- Required work -
Would you please set down the data again exactly as given, excluding the pictures?

- Given records -
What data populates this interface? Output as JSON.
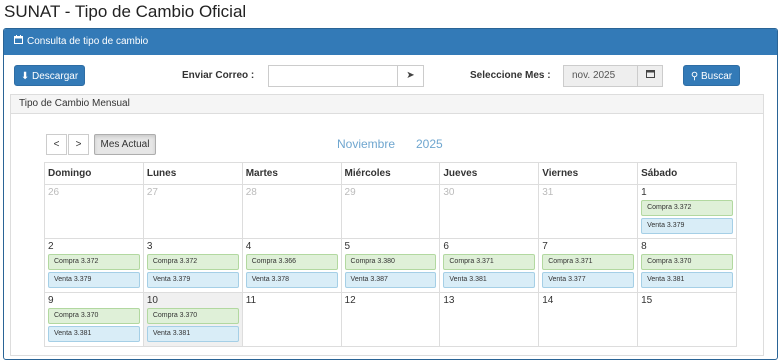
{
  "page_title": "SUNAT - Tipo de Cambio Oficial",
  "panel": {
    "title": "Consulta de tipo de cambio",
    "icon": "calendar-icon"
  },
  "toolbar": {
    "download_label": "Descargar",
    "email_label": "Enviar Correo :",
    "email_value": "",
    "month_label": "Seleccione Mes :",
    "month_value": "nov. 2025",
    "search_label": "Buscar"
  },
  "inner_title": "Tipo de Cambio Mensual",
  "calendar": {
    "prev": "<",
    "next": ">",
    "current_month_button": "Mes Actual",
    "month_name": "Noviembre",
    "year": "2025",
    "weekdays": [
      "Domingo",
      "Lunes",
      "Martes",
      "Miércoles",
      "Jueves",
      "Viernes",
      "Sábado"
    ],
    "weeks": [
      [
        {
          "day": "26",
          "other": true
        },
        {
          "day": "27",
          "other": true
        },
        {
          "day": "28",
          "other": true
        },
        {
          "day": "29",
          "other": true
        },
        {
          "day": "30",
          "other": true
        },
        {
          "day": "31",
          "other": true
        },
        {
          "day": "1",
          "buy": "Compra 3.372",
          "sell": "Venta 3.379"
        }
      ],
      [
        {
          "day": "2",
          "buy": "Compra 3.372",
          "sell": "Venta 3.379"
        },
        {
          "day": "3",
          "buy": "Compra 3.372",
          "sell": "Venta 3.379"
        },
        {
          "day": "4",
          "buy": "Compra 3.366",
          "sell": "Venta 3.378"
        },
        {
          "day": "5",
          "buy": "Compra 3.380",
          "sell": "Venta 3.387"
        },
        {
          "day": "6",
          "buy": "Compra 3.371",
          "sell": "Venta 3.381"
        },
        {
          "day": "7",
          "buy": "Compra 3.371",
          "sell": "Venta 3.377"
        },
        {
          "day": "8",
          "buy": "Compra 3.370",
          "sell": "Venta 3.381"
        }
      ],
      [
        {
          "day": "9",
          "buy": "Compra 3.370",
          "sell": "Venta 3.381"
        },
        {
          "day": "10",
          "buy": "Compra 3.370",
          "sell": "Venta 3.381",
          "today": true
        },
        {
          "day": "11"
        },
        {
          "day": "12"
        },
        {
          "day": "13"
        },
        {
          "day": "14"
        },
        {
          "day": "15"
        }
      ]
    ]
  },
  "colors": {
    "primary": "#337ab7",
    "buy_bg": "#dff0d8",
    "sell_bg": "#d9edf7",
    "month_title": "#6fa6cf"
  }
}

- Answer to this task -
What data populates this interface? Output as JSON.
{
  "page_title": "SUNAT - Tipo de Cambio Oficial",
  "panel": {
    "title": "Consulta de tipo de cambio",
    "icon": "calendar-icon"
  },
  "toolbar": {
    "download_label": "Descargar",
    "email_label": "Enviar Correo :",
    "email_value": "",
    "month_label": "Seleccione Mes :",
    "month_value": "nov. 2025",
    "search_label": "Buscar"
  },
  "inner_title": "Tipo de Cambio Mensual",
  "calendar": {
    "prev": "<",
    "next": ">",
    "current_month_button": "Mes Actual",
    "month_name": "Noviembre",
    "year": "2025",
    "weekdays": [
      "Domingo",
      "Lunes",
      "Martes",
      "Miércoles",
      "Jueves",
      "Viernes",
      "Sábado"
    ],
    "weeks": [
      [
        {
          "day": "26",
          "other": true
        },
        {
          "day": "27",
          "other": true
        },
        {
          "day": "28",
          "other": true
        },
        {
          "day": "29",
          "other": true
        },
        {
          "day": "30",
          "other": true
        },
        {
          "day": "31",
          "other": true
        },
        {
          "day": "1",
          "buy": "Compra 3.372",
          "sell": "Venta 3.379"
        }
      ],
      [
        {
          "day": "2",
          "buy": "Compra 3.372",
          "sell": "Venta 3.379"
        },
        {
          "day": "3",
          "buy": "Compra 3.372",
          "sell": "Venta 3.379"
        },
        {
          "day": "4",
          "buy": "Compra 3.366",
          "sell": "Venta 3.378"
        },
        {
          "day": "5",
          "buy": "Compra 3.380",
          "sell": "Venta 3.387"
        },
        {
          "day": "6",
          "buy": "Compra 3.371",
          "sell": "Venta 3.381"
        },
        {
          "day": "7",
          "buy": "Compra 3.371",
          "sell": "Venta 3.377"
        },
        {
          "day": "8",
          "buy": "Compra 3.370",
          "sell": "Venta 3.381"
        }
      ],
      [
        {
          "day": "9",
          "buy": "Compra 3.370",
          "sell": "Venta 3.381"
        },
        {
          "day": "10",
          "buy": "Compra 3.370",
          "sell": "Venta 3.381",
          "today": true
        },
        {
          "day": "11"
        },
        {
          "day": "12"
        },
        {
          "day": "13"
        },
        {
          "day": "14"
        },
        {
          "day": "15"
        }
      ]
    ]
  },
  "colors": {
    "primary": "#337ab7",
    "buy_bg": "#dff0d8",
    "sell_bg": "#d9edf7",
    "month_title": "#6fa6cf"
  }
}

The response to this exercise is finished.